+++ SUPPLIED INFORMATION +++

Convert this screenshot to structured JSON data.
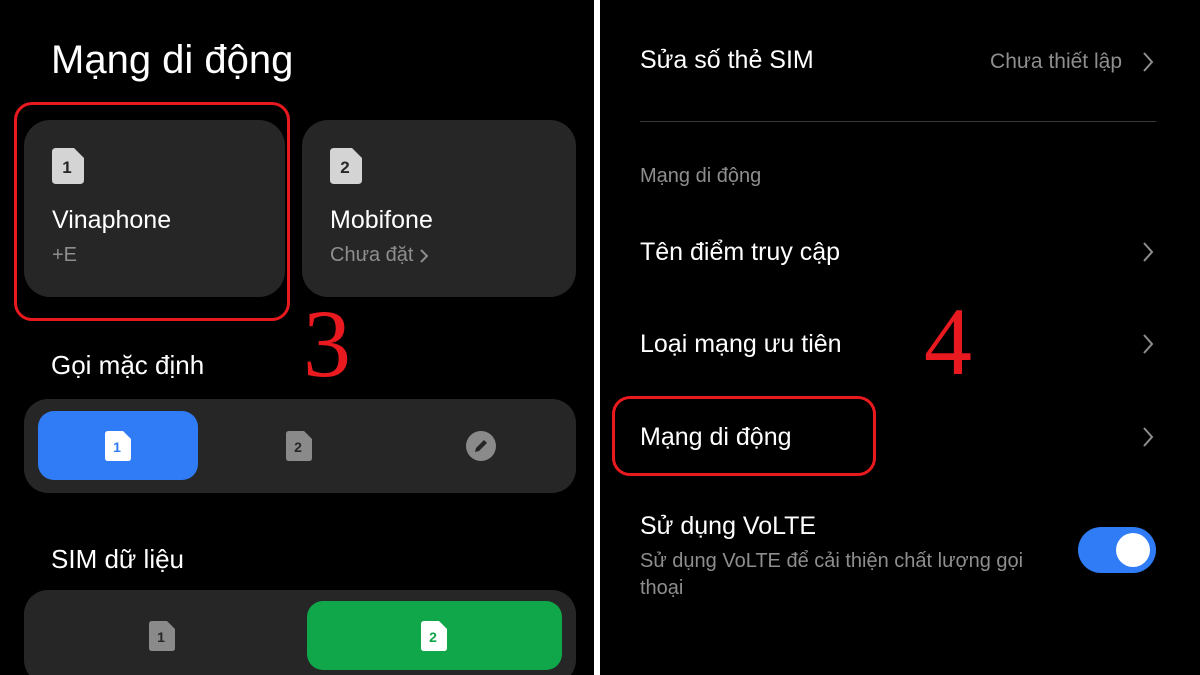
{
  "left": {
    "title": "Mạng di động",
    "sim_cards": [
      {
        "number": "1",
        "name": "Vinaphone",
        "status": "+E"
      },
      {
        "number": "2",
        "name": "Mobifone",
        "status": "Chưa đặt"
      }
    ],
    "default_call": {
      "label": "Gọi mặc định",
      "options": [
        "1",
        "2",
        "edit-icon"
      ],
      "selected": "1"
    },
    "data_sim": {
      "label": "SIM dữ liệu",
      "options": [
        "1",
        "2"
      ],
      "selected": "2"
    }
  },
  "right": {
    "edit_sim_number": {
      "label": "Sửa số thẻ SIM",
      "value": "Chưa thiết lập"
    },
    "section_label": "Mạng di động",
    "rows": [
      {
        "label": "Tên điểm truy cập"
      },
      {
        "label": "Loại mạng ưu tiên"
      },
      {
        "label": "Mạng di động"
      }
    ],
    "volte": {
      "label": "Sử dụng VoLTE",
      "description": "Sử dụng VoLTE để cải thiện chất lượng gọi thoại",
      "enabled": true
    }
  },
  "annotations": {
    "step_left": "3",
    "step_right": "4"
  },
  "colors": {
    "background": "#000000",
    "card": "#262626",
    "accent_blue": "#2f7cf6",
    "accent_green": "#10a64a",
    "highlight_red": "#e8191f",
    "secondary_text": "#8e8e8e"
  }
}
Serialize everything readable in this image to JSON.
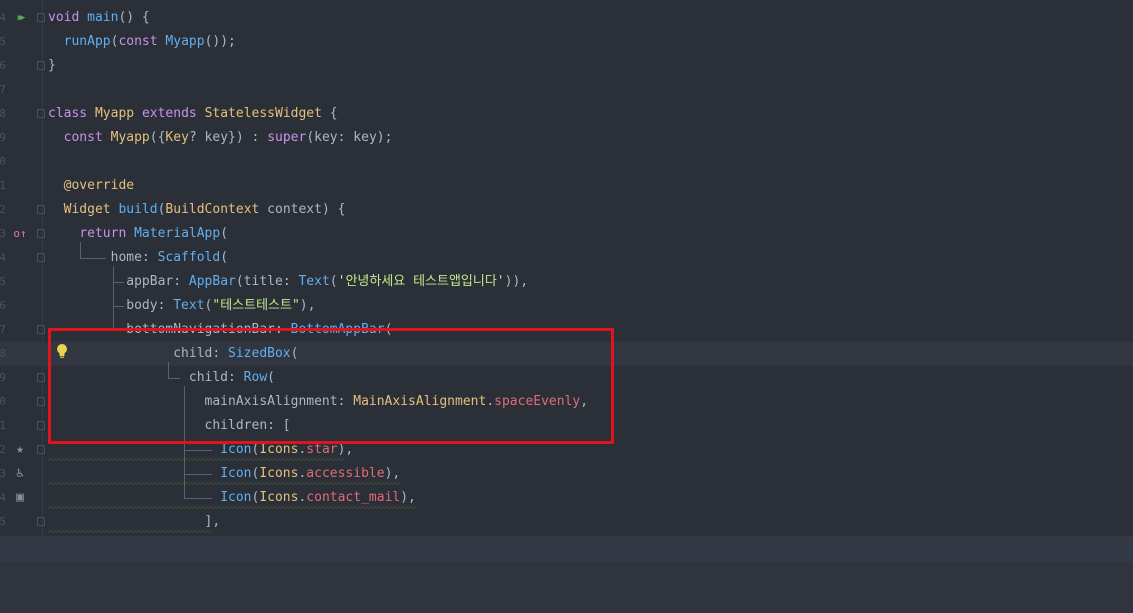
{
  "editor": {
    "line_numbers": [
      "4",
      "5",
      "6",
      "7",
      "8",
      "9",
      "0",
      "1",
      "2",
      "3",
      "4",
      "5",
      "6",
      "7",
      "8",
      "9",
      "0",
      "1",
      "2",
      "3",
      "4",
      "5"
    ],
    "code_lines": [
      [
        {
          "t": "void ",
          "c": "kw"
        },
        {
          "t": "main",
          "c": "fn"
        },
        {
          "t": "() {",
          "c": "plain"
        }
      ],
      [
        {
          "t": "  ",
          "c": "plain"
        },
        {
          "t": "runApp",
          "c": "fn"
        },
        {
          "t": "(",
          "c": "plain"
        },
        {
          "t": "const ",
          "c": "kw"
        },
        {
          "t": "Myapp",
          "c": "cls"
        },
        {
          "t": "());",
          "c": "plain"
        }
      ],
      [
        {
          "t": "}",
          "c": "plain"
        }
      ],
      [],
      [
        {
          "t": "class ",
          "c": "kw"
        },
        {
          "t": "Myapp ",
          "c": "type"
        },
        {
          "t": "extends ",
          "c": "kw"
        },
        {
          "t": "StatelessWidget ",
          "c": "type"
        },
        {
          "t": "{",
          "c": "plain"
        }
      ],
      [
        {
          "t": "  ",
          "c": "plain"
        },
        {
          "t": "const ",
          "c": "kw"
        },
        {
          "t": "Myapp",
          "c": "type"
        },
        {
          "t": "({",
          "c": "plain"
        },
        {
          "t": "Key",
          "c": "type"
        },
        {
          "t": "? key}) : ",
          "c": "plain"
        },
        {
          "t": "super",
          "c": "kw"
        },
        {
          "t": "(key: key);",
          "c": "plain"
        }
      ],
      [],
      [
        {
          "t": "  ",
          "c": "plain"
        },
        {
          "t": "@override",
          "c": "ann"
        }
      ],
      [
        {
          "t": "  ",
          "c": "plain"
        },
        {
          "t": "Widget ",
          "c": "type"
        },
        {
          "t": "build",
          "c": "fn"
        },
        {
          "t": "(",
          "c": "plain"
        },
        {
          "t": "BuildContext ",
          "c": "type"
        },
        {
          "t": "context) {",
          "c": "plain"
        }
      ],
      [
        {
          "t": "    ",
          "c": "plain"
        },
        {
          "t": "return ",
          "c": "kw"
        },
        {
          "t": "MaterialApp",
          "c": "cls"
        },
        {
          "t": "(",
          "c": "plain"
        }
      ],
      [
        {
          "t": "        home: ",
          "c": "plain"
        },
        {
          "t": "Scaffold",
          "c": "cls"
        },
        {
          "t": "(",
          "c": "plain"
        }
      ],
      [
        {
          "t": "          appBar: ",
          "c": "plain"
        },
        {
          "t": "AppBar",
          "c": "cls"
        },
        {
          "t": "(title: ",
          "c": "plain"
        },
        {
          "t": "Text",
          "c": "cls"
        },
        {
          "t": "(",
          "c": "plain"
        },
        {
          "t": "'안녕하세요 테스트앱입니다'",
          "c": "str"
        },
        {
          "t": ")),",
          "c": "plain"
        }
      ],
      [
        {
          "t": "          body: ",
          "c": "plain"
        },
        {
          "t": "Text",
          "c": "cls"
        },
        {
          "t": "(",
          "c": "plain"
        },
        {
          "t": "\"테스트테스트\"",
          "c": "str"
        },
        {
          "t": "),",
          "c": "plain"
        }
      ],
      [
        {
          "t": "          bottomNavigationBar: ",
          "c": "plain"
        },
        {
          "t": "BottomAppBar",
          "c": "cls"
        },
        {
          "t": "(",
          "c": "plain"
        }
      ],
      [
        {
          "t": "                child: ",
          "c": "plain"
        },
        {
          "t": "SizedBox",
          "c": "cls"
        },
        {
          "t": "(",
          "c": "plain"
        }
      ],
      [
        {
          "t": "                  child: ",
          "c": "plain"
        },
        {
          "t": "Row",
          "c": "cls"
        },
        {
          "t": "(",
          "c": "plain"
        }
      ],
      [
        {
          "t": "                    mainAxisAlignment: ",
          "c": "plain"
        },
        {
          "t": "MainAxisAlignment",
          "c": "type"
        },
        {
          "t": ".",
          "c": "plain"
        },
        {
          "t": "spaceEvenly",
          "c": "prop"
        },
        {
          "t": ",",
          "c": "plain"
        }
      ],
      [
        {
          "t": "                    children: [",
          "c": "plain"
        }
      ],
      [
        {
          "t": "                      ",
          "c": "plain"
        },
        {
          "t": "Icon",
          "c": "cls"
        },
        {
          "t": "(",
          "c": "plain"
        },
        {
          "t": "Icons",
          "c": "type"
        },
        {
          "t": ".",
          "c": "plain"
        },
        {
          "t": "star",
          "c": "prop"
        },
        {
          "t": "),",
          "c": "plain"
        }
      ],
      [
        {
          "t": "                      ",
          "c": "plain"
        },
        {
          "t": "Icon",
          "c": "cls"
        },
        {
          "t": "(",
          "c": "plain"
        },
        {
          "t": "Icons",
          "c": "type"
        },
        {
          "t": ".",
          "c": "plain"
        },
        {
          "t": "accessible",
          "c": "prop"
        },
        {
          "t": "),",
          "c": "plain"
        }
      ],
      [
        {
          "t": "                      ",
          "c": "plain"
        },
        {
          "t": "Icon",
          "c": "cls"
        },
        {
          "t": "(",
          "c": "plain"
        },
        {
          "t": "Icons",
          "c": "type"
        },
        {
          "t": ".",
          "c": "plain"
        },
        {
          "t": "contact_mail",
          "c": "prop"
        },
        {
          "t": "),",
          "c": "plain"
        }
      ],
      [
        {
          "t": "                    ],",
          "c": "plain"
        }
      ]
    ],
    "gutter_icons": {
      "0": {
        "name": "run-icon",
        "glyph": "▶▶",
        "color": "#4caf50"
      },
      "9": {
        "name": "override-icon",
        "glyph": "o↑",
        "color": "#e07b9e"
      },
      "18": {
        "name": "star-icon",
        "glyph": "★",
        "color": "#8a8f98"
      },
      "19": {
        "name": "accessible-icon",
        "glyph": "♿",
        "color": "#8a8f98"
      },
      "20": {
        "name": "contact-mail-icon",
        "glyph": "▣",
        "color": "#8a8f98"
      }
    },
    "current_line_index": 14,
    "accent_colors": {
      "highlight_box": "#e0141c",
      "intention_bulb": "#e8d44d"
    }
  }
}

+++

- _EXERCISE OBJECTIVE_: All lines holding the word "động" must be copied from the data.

- _TASK SOLUTION_:
    "title": "Mạng di động",
    "section_label": "Mạng di động",
        "label": "Mạng di động"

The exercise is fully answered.